From the entries below, say how many lines carry the word "offset", and give nothing but the number.

______

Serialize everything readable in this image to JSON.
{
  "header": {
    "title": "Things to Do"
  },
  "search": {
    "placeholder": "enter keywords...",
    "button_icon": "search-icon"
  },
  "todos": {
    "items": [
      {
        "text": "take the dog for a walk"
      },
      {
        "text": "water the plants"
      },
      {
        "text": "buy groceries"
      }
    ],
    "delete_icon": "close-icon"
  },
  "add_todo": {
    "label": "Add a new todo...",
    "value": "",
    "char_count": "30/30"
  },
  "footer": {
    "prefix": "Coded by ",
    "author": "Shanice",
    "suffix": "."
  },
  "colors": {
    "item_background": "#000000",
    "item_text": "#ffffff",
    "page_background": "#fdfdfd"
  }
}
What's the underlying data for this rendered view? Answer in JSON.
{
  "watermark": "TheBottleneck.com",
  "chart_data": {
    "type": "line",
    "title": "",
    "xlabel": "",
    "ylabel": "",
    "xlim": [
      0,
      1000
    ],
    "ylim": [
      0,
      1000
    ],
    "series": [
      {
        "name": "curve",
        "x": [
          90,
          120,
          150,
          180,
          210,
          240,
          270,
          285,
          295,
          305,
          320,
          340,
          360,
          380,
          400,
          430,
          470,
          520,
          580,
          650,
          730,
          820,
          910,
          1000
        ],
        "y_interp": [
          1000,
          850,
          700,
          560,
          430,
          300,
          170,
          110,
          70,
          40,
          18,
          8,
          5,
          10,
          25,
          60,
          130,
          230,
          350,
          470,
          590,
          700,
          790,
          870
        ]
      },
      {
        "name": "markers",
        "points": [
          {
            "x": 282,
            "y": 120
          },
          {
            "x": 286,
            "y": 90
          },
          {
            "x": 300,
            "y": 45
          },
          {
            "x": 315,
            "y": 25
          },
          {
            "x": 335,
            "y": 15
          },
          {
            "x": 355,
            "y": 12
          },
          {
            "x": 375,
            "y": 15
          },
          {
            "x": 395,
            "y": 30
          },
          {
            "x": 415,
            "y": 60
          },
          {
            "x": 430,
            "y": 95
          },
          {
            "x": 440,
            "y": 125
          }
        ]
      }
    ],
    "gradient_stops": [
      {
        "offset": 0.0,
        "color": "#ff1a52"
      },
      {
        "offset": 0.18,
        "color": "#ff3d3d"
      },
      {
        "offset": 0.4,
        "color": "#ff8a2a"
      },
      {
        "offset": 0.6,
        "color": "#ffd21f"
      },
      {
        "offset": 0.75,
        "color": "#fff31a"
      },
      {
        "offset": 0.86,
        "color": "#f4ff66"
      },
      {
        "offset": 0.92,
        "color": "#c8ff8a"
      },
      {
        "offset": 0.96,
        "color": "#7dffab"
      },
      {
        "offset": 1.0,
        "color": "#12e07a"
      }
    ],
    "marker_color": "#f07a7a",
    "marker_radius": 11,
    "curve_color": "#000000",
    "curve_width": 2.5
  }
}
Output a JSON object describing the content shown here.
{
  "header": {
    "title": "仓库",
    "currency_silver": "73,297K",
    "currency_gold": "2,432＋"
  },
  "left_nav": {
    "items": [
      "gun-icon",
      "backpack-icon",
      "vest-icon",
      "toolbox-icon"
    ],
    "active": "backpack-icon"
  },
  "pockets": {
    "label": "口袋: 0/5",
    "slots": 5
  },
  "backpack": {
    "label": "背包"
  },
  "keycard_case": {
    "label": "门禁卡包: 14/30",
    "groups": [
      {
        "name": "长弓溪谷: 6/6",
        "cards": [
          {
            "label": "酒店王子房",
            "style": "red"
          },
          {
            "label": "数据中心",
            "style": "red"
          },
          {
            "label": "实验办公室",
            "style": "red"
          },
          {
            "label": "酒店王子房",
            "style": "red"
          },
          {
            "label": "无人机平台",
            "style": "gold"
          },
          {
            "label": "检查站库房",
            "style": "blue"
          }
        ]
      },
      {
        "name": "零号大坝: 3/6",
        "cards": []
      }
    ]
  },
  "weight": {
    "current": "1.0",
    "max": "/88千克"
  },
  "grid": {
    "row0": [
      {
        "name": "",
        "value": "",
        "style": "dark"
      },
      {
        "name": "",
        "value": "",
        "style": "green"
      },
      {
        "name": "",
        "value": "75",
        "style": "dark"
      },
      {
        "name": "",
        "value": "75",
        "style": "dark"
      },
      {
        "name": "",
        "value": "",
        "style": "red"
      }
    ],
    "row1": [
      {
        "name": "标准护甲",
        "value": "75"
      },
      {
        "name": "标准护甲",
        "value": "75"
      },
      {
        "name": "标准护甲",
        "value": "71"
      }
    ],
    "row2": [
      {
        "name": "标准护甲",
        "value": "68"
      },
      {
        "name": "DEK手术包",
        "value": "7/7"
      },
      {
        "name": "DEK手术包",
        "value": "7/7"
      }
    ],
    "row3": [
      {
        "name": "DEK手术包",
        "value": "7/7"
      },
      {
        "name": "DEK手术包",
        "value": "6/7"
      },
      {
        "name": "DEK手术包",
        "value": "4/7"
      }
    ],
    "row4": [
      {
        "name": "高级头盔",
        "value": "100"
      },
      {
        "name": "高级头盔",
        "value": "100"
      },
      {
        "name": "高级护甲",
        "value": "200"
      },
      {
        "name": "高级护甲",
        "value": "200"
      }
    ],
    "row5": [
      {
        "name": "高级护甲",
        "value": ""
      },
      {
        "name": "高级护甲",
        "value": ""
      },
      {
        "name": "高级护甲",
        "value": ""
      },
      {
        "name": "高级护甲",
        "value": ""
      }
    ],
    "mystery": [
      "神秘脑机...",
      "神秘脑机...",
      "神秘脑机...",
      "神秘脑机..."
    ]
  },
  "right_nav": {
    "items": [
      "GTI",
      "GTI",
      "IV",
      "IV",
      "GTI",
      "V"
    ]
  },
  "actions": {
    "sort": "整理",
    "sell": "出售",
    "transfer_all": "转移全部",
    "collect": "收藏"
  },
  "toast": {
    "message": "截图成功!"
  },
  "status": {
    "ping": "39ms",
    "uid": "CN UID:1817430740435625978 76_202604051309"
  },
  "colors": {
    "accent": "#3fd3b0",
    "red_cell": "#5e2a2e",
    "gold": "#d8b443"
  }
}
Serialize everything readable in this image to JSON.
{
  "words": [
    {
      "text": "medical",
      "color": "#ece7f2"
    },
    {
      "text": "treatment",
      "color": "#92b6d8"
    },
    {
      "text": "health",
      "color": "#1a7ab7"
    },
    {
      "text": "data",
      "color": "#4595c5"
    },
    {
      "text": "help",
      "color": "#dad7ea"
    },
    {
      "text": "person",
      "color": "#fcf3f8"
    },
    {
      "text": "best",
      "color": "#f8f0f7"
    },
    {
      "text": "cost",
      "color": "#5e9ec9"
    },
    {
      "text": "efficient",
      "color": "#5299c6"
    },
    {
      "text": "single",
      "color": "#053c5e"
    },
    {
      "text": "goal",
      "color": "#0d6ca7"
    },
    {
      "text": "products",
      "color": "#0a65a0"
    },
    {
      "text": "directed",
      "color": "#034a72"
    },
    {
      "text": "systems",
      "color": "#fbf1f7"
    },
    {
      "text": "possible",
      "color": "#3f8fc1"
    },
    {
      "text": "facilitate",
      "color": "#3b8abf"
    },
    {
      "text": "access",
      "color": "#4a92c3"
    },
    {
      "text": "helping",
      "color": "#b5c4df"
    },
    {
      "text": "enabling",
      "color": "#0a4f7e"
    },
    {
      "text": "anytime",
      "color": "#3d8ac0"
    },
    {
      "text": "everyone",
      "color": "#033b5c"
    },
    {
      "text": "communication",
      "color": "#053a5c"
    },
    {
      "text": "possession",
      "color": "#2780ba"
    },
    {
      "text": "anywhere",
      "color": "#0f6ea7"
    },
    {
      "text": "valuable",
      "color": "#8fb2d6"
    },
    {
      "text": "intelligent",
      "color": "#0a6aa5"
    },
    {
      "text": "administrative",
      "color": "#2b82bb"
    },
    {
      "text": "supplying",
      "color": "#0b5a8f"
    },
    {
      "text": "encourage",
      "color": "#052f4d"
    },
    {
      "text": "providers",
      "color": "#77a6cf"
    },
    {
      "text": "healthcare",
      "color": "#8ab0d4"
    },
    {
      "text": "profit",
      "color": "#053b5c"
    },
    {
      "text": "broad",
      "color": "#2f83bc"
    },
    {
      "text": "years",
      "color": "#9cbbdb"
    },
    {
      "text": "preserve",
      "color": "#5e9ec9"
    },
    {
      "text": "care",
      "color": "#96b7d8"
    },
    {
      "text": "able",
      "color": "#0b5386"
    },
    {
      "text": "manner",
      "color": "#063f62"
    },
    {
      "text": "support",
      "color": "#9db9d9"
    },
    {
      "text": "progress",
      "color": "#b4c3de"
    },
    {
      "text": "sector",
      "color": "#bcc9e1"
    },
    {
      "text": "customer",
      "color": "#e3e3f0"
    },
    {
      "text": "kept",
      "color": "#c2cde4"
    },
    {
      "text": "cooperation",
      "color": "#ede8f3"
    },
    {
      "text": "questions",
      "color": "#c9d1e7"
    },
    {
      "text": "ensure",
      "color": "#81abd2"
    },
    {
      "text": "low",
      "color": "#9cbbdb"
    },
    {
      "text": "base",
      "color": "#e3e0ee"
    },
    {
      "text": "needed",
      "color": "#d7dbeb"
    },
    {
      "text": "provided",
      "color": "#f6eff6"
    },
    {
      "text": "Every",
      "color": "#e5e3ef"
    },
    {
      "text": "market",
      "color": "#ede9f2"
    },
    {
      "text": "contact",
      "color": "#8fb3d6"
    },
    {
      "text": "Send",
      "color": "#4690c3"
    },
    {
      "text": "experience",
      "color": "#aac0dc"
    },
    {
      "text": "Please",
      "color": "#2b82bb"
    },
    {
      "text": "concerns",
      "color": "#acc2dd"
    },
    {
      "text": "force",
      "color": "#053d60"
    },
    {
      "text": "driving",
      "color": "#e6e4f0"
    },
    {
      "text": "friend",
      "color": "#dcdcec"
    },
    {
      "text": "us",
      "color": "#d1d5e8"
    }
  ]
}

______

-- Answer to this problem --
9